I had been running 3.8-12 for a month or two with absolutely no issues of any kind.

As soon as I upgraded to 3-8-13, I began experiencing outages of ~10 minutes’ duration during which the SAMBA shares were not addressable by clients and the Rockstor server did not respond to pings.

But the server was running, as shown by the console.

dmesg showed, at the END of each outage, a single line: “alx 0000:01:00.0 enp1s0: NIC Up: 1 Gbps Full” .

alx is the kernel driver for Atheros wired Ethernet chips.

A bit of googling showed that there is a great deal of chatter out there about a bug or bugs in that driver, going back to kernel 3.x, the common symptom being that traffic stops in one direction. Most manifestations are accompanied by dmesg entries referring to wild interrupts etc. None has ever been reproducible enough to fix.

Time being money, I went out yesterday and got an Intel NIC. This is NOT a product endorsement; my local shop had only this or no-names. I Googled the chip on this NIC (Intel 82574) and found that the Linux kernel driver for this chip, e1000e, is actively maintained by Intel as well as, whose kernels are used by Rockstor. Since installing the Intel NIC yesterday, I have had no further outages.

You may draw your own conclusions as to whether you ought to be running an Atheros NIC under Linux.

It is not at all clear why the Rockstor upgrade to 3.8-13 should have caused this bug to being manifesting itself. There should be no coupling with the upper layers of software. But one researcher found that specific legal bits in the header of a IP packet could either (A) halt the Atheros chip from transmitting or (B) prevent it from choking on subsequent occurrences of the poison bits. This kind of thing could, of course, be pre-emptively worked around in a proprietary driver…


The report cited above is here:

Okay I got COMPLETELY CONFUSED. This report does not refer to the Atheros chip, but to the Intel chip.
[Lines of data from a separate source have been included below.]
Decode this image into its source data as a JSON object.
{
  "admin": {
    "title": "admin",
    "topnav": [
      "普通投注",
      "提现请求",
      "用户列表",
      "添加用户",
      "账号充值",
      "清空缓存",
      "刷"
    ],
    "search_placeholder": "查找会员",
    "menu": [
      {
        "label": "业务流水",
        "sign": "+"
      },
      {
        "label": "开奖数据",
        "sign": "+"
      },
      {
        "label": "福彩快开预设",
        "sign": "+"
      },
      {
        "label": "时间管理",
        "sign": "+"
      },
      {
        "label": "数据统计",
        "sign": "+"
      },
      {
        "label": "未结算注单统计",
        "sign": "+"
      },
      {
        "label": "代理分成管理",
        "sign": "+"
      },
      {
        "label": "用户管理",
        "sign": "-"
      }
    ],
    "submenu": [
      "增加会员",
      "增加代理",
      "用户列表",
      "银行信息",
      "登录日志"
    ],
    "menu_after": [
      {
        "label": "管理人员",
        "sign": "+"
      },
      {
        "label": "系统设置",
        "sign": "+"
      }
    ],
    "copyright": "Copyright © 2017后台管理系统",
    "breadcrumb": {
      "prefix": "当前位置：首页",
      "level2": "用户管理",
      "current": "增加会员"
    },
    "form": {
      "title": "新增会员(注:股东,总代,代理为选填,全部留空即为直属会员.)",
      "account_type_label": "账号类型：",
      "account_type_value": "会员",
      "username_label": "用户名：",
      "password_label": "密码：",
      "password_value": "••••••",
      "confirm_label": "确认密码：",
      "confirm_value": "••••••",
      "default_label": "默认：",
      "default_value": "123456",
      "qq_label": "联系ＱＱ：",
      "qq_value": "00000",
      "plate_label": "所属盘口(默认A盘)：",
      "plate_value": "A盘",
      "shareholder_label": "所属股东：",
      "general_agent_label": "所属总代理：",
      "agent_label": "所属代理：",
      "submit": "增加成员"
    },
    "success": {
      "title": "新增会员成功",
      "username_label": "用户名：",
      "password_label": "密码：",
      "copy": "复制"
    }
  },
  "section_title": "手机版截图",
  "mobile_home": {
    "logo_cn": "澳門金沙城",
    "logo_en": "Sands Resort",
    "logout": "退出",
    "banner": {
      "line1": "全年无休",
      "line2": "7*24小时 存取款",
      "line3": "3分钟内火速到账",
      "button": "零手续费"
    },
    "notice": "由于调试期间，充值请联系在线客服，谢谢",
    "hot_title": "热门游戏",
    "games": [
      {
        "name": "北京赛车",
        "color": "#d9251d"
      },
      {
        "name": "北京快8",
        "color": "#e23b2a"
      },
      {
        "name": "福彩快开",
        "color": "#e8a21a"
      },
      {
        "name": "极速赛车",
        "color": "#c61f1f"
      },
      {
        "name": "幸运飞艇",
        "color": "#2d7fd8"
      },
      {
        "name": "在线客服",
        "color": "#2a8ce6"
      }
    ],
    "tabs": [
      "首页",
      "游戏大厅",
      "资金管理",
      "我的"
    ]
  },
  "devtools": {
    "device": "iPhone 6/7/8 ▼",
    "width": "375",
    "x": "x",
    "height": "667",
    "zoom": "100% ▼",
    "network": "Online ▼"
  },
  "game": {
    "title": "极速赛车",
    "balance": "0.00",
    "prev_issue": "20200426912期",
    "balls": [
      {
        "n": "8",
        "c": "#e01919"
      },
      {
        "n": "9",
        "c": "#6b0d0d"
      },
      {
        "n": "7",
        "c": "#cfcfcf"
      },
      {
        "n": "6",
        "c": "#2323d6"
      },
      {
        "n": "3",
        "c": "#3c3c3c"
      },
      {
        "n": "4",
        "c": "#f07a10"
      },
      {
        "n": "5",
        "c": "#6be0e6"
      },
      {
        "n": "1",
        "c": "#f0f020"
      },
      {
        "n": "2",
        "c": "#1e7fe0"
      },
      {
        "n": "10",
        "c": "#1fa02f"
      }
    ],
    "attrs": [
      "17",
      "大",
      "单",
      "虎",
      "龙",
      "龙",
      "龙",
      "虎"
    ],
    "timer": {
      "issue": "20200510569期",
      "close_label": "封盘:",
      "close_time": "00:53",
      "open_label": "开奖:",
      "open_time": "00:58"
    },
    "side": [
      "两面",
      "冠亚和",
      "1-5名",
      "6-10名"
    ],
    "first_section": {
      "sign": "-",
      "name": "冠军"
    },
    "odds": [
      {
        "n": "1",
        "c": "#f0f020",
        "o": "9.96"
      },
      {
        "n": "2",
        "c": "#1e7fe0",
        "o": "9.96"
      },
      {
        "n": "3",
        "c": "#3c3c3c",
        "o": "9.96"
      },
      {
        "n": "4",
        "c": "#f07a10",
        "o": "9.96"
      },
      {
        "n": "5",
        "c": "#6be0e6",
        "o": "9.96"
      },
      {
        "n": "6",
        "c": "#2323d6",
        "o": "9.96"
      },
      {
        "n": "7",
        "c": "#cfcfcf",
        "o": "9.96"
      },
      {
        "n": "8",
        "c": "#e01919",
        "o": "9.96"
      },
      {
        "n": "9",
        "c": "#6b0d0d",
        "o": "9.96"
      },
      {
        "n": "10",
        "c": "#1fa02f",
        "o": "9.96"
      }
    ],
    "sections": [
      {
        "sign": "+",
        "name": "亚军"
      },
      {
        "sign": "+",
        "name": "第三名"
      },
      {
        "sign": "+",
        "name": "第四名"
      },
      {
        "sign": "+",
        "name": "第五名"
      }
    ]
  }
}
Disregard the last graf of my first reply above.


same here it’s the kernel that is the problem centos team is patching soon.